JACKSONVILLE, Fla -- ***A high rip current risk at First Coast beaches due to easterly swells from "Leslie" through at least Thu. ***
Twin storms in the Atlantic could soon both be hurricanes. "Leslie" has been upgraded to a hurricane but is some 1,200 miles east/southeast of Jacksonville. The slow moving storm will lift north/northwest then curve northeast staying far to the east of Florida and most of the U.S. east coast. The large size of the strengthening hurricane is pushing an easterly swell to local beaches causing rough seas and surf and dangerous rip currents. Remember to never swim alone and always near a lifeguard. The hurricane will likely cause rough weather for Bermuda this weekend and eventually Newfoundland.
The mid & upper level disturbance that was "Isaac" is moving into the Northern Gulf of Mexico & is accompanied by a persistent cluster of showers & t'storms. "Ivan" made a somewhat similar loop in 2004 (see 4th & 5th images below). A weak surface low could evolve over the North Central Gulf of Mexico the next couple of days as the disturbance returns to the warm water. Based on history ("Ivan" in 2004), if another tropical cyclone were to develop & could be traced to what was "Isaac", it would again be named "Isaac". Models do not develop a strong low, but this is something to watch as there should be eventual interaction with a strong upper level storm system that will move into the Eastern U.S. this weekend. There will at least be surge of tropical moisture into Northeast Fl. and Southeast Ga. this weekend that could help cause heavy rainfall.
IMAGE FROM LAST THU., AUG. 30TH:
IVAN'S TRACK IN 2004:

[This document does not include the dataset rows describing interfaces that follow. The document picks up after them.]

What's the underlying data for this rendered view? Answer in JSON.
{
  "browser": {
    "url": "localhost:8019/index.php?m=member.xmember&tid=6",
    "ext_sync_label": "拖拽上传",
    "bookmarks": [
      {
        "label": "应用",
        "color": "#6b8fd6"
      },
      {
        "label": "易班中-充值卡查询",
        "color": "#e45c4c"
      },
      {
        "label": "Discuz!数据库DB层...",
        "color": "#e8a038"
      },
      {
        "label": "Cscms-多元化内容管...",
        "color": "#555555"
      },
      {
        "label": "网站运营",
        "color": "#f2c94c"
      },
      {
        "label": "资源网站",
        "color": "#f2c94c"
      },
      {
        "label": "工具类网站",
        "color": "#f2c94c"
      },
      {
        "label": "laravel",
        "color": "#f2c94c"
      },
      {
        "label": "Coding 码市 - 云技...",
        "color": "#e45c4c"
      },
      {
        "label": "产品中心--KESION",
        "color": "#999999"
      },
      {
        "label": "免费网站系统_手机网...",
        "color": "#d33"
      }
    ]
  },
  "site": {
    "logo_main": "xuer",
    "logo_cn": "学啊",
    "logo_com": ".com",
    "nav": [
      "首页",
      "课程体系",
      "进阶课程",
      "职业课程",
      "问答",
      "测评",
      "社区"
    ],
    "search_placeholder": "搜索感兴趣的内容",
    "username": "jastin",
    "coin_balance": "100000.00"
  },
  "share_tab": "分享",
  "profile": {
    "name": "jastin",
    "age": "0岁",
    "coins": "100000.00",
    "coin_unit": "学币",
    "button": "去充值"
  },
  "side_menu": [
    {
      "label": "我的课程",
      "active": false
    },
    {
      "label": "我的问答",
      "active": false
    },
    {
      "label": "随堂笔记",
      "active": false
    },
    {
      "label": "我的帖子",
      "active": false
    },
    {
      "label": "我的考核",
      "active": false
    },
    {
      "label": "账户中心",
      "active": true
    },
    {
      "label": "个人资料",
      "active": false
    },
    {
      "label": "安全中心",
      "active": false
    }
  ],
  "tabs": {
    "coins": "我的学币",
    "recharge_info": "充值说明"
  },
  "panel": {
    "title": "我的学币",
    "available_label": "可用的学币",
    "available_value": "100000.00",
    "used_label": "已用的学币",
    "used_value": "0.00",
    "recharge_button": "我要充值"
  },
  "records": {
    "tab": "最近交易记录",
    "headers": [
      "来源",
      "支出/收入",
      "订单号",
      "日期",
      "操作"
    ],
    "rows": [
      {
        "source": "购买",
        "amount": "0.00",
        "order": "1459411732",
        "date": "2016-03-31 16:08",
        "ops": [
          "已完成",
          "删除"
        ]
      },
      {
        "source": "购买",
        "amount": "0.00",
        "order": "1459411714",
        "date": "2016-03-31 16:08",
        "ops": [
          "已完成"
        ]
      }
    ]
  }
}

"Michael" is in the Eastern Atlantic about 500 or so miles east/northeast of "Leslie". The strengthening storm could become a hurricane but should remain over the open water of the Central & eventually N. Atlantic.